Looking deeper, Ryan Garbutt has exceeded his seasonal average in ice time exactly once since his return (16:33 against the Predators). He’s also on pace to finish substantially below last season’s encouraging offensive watermarks. Garbutt is nine goals and seven points behind last year’s pace. If we account for games played, he’s dropped from .43 points-per-game to .37 points-per-game. Not a huge gulf, I admit, but it’s troubling to see a dip, more troubling to see last season’s 10.3% shooting percentage nearly 5 full points higher than this season’s number (5.6%). Was last year an offensive outlier?

More than that, Garbutt is 59 hits, 23 shots on goal, and 51 PIMs behind last season’s totals. Those aren’t gaps he’s going to make up in the season finale. They’re also beyond what Garbutt would likely have accumulated had it not been for injury, suspension and discipline costing him 15 games. Keep in mind he played more this season, on average (13:03 versus 13:34), and even that number was higher a month ago.

Believe it or not, my goal here isn’t to bury Ryan Garbutt. His cap-hit this season was a paltry $1.8 million. That’s an easily digestible number for Dallas, or frankly, any other team in search of a little high-end grit. He’s not soaking up valuable minutes better-spent nurturing younger players, nor is he going to inhibit management in free agency. In plainer terms, the Stars aren’t losing Jamie Benn because they have to pay Ryan Garbutt.

Smarter people than I are going to have to spend this offseason measuring what he brings to the table versus what he takes away. What I can wonder, right now, is how deeply connected are the reductions we saw in hits, PIMs, and goals. Do we cite the hits and PIMs as telltales of a more tentative game, and therefore evidence of his eroding effectiveness? Or do we look at a player who exceeded his career high shooting percentage by nearly three full points  last year and call it a day?

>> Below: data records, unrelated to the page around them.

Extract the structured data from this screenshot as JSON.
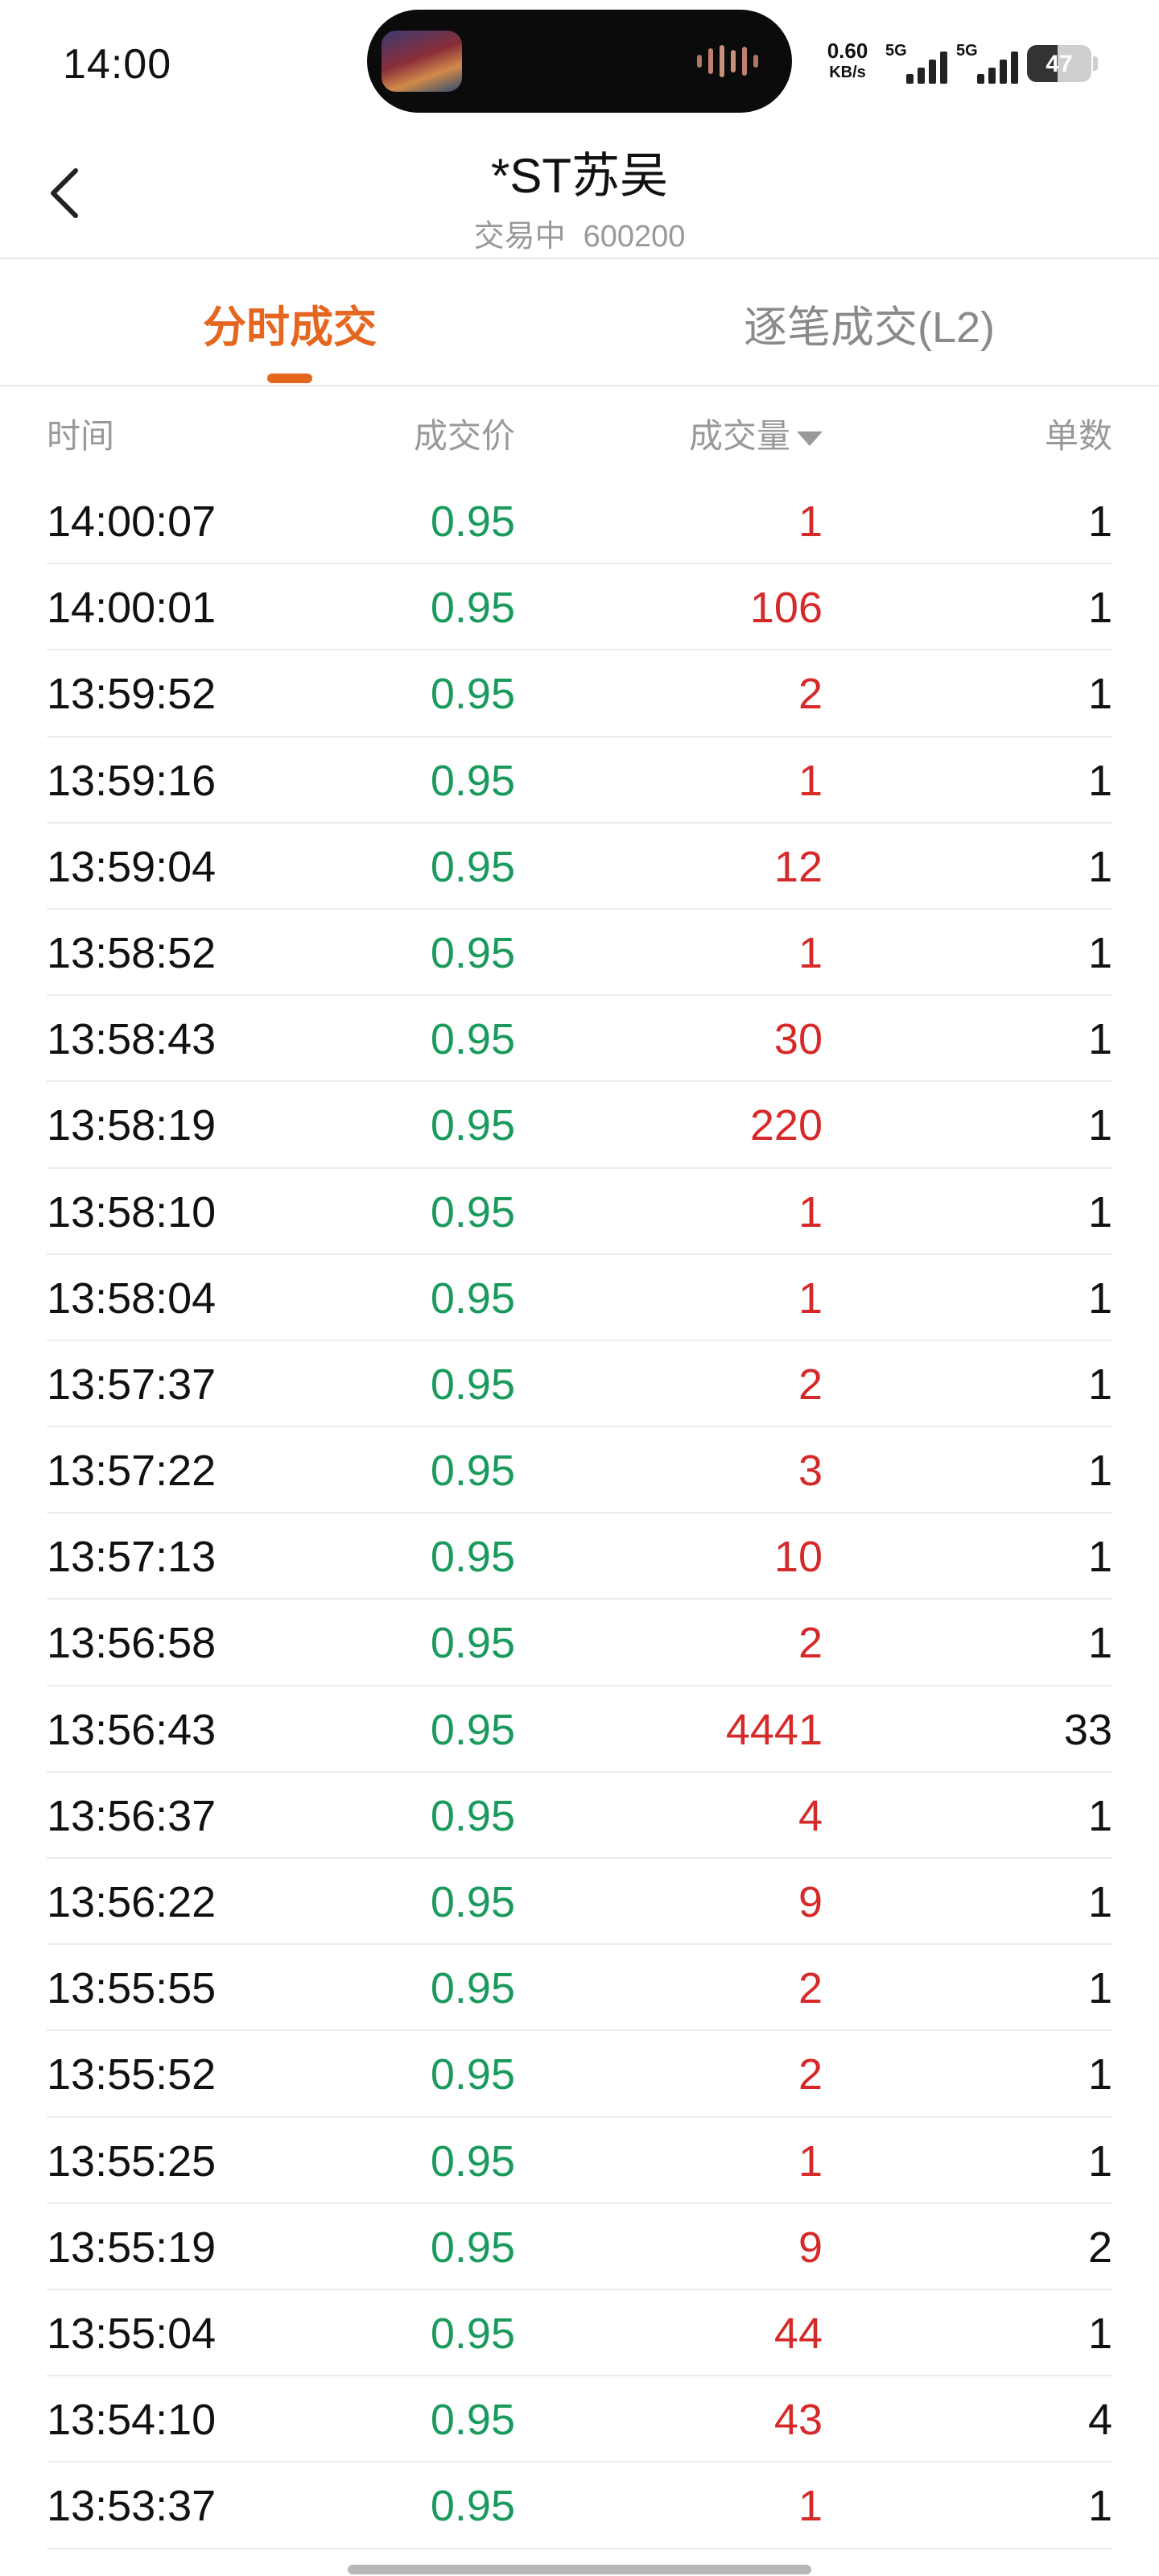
{
  "status_bar": {
    "time": "14:00",
    "net_speed_value": "0.60",
    "net_speed_unit": "KB/s",
    "sim1_label": "5G",
    "sim2_label": "5G",
    "battery_level": "47",
    "battery_fraction": 0.47
  },
  "header": {
    "title": "*ST苏吴",
    "status": "交易中",
    "code": "600200",
    "back_icon": "chevron-left-icon"
  },
  "tabs": [
    {
      "label": "分时成交",
      "active": true
    },
    {
      "label": "逐笔成交(L2)",
      "active": false
    }
  ],
  "columns": {
    "time": "时间",
    "price": "成交价",
    "volume": "成交量",
    "count": "单数",
    "sort_icon": "sort-desc-icon"
  },
  "colors": {
    "accent": "#e5661f",
    "price_down": "#1a9a5c",
    "volume": "#d62a2a",
    "muted": "#999999"
  },
  "trades": [
    {
      "time": "14:00:07",
      "price": "0.95",
      "volume": "1",
      "count": "1"
    },
    {
      "time": "14:00:01",
      "price": "0.95",
      "volume": "106",
      "count": "1"
    },
    {
      "time": "13:59:52",
      "price": "0.95",
      "volume": "2",
      "count": "1"
    },
    {
      "time": "13:59:16",
      "price": "0.95",
      "volume": "1",
      "count": "1"
    },
    {
      "time": "13:59:04",
      "price": "0.95",
      "volume": "12",
      "count": "1"
    },
    {
      "time": "13:58:52",
      "price": "0.95",
      "volume": "1",
      "count": "1"
    },
    {
      "time": "13:58:43",
      "price": "0.95",
      "volume": "30",
      "count": "1"
    },
    {
      "time": "13:58:19",
      "price": "0.95",
      "volume": "220",
      "count": "1"
    },
    {
      "time": "13:58:10",
      "price": "0.95",
      "volume": "1",
      "count": "1"
    },
    {
      "time": "13:58:04",
      "price": "0.95",
      "volume": "1",
      "count": "1"
    },
    {
      "time": "13:57:37",
      "price": "0.95",
      "volume": "2",
      "count": "1"
    },
    {
      "time": "13:57:22",
      "price": "0.95",
      "volume": "3",
      "count": "1"
    },
    {
      "time": "13:57:13",
      "price": "0.95",
      "volume": "10",
      "count": "1"
    },
    {
      "time": "13:56:58",
      "price": "0.95",
      "volume": "2",
      "count": "1"
    },
    {
      "time": "13:56:43",
      "price": "0.95",
      "volume": "4441",
      "count": "33"
    },
    {
      "time": "13:56:37",
      "price": "0.95",
      "volume": "4",
      "count": "1"
    },
    {
      "time": "13:56:22",
      "price": "0.95",
      "volume": "9",
      "count": "1"
    },
    {
      "time": "13:55:55",
      "price": "0.95",
      "volume": "2",
      "count": "1"
    },
    {
      "time": "13:55:52",
      "price": "0.95",
      "volume": "2",
      "count": "1"
    },
    {
      "time": "13:55:25",
      "price": "0.95",
      "volume": "1",
      "count": "1"
    },
    {
      "time": "13:55:19",
      "price": "0.95",
      "volume": "9",
      "count": "2"
    },
    {
      "time": "13:55:04",
      "price": "0.95",
      "volume": "44",
      "count": "1"
    },
    {
      "time": "13:54:10",
      "price": "0.95",
      "volume": "43",
      "count": "4"
    },
    {
      "time": "13:53:37",
      "price": "0.95",
      "volume": "1",
      "count": "1"
    }
  ]
}
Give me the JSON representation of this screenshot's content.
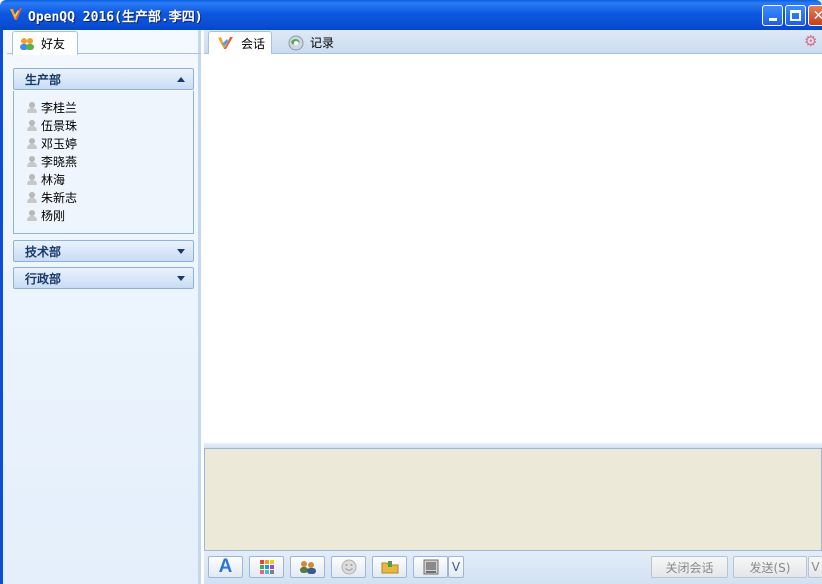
{
  "window": {
    "title": "OpenQQ 2016(生产部.李四)",
    "icon": "qq-logo-icon"
  },
  "left_panel": {
    "tab_label": "好友",
    "groups": [
      {
        "name": "生产部",
        "expanded": true,
        "members": [
          "李桂兰",
          "伍景珠",
          "邓玉婷",
          "李晓燕",
          "林海",
          "朱新志",
          "杨刚"
        ]
      },
      {
        "name": "技术部",
        "expanded": false
      },
      {
        "name": "行政部",
        "expanded": false
      }
    ]
  },
  "right_panel": {
    "tabs": [
      {
        "label": "会话",
        "icon": "chat-icon",
        "active": true
      },
      {
        "label": "记录",
        "icon": "history-icon",
        "active": false
      }
    ],
    "toolbar": {
      "font_label": "A",
      "more_glyph": "V"
    },
    "actions": {
      "close_label": "关闭会话",
      "send_label": "发送(S)",
      "send_more_glyph": "V"
    }
  },
  "colors": {
    "titlebar": "#0a4fd6",
    "panel_bg": "#e4effb",
    "input_bg": "#ece9d8",
    "accent": "#2a78d6"
  }
}
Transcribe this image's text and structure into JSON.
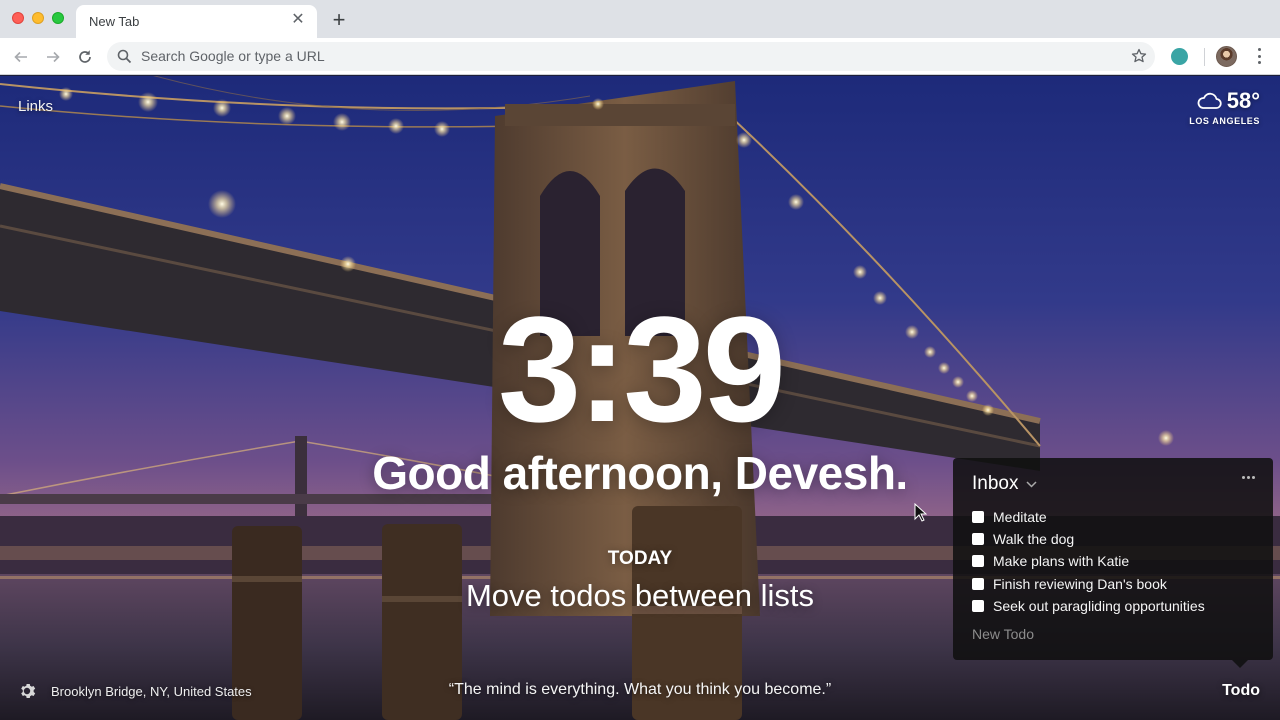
{
  "browser": {
    "tab_title": "New Tab",
    "tab_close_glyph": "✕",
    "new_tab_glyph": "+",
    "omnibox_placeholder": "Search Google or type a URL",
    "icons": [
      "back-icon",
      "forward-icon",
      "reload-icon",
      "search-icon",
      "star-icon",
      "extension-icon",
      "profile-avatar",
      "menu-icon"
    ]
  },
  "page": {
    "links_label": "Links",
    "weather": {
      "temperature": "58°",
      "location": "LOS ANGELES",
      "icon": "cloud-icon"
    },
    "clock": "3:39",
    "greeting": "Good afternoon, Devesh.",
    "focus": {
      "label": "TODAY",
      "text": "Move todos between lists"
    },
    "todo_panel": {
      "list_name": "Inbox",
      "items": [
        {
          "text": "Meditate",
          "done": false
        },
        {
          "text": "Walk the dog",
          "done": false
        },
        {
          "text": "Make plans with Katie",
          "done": false
        },
        {
          "text": "Finish reviewing Dan's book",
          "done": false
        },
        {
          "text": "Seek out paragliding opportunities",
          "done": false
        }
      ],
      "new_todo_placeholder": "New Todo"
    },
    "footer": {
      "photo_location": "Brooklyn Bridge, NY, United States",
      "quote": "“The mind is everything. What you think you become.”",
      "todo_label": "Todo"
    }
  }
}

At the end of the day, do Stars fans go into the offseason dreaming about corners turned and the player we caught glimpses of last season, or is Ryan Garbutt a personification of the general expectations re-set this humbling campaign has forced upon us fans?